  • Authorities blamed the killing on unspecified ‘differences’ between the two monks and the bishop
  • Coptic Christians make up about 10 percent of Egypt’s predominantly Sunni Muslim population of 100 million

CAIRO: An Egyptian court on Saturday sentenced two monks to death over the murder of a bishop, a judicial source said, in a case that shocked the Middle East’s largest Christian community.
Coptic Bishop Epiphanius was found dead with a head wound in July at the Saint Macarius monastery in the plains of Wadi Al-Natrun, northwest of Cairo.
Prosecutors said one of the monks Isaiah confessed to striking the abbot with a metal bar as the second monk Philotheos kept watch.
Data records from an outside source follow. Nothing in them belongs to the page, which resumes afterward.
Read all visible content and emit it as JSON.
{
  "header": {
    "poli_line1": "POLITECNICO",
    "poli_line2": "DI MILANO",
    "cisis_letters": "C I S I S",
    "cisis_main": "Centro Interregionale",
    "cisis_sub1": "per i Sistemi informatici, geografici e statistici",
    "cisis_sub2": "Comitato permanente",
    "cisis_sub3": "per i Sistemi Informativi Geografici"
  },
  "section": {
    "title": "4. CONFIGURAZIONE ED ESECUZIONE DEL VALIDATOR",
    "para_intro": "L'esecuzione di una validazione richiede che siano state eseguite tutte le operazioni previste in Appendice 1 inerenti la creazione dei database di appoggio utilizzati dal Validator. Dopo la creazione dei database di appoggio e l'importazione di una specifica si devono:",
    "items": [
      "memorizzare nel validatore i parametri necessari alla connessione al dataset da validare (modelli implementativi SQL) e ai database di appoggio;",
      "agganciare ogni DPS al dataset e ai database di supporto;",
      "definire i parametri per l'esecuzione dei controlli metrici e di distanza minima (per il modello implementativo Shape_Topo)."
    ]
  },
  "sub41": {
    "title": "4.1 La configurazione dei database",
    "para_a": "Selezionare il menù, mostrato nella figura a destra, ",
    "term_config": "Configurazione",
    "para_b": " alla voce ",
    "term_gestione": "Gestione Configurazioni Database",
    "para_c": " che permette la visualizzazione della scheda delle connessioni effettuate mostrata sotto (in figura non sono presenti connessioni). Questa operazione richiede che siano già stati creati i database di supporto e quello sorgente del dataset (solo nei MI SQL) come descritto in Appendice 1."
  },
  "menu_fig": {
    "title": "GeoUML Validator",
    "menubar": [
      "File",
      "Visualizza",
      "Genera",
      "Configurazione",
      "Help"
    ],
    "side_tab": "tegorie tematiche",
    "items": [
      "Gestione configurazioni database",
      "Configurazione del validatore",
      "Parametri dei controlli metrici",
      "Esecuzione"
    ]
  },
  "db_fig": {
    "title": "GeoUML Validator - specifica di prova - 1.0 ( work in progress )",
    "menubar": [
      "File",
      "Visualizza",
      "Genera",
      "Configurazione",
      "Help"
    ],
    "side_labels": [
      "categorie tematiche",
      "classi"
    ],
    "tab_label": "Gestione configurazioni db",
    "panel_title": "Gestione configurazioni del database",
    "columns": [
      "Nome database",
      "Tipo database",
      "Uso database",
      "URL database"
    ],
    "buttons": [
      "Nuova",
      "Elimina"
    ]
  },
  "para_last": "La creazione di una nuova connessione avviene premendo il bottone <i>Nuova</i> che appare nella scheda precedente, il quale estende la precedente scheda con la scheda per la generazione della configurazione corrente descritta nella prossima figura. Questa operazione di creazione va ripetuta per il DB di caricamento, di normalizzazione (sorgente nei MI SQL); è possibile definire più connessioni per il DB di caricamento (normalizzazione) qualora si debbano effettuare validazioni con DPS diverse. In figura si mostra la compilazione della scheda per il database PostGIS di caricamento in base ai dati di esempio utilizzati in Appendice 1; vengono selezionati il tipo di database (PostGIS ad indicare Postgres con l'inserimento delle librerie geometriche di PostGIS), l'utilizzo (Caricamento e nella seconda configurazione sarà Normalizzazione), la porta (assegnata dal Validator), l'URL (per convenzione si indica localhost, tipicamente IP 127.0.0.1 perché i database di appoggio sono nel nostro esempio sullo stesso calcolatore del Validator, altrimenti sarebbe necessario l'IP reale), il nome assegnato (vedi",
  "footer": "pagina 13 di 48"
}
The authorities blamed the killing on unspecified “differences” between the two monks, one of whom was later defrocked, and the bishop.
The sentence against the two monks was referred to Egypt’s Grand Mufti.
The country’s top theological authority is required by law to give its legally non-binding opinion in cases of capital punishment.
The defendants can appeal the verdict after the Mufti gives an opinion and the ruling is officially issued on April 24.
In the wake of the bishop’s killing, Egypt’s Coptic Church placed a one-year moratorium on accepting new monks.
It also banned monks from social media, tightened financial controls and refocused attention on spiritual life.
Coptic Christians make up about 10 percent of Egypt’s predominantly Sunni Muslim population of 100 million.
The country’s vast desert is home to some of Christianity’s most ancient monasteries.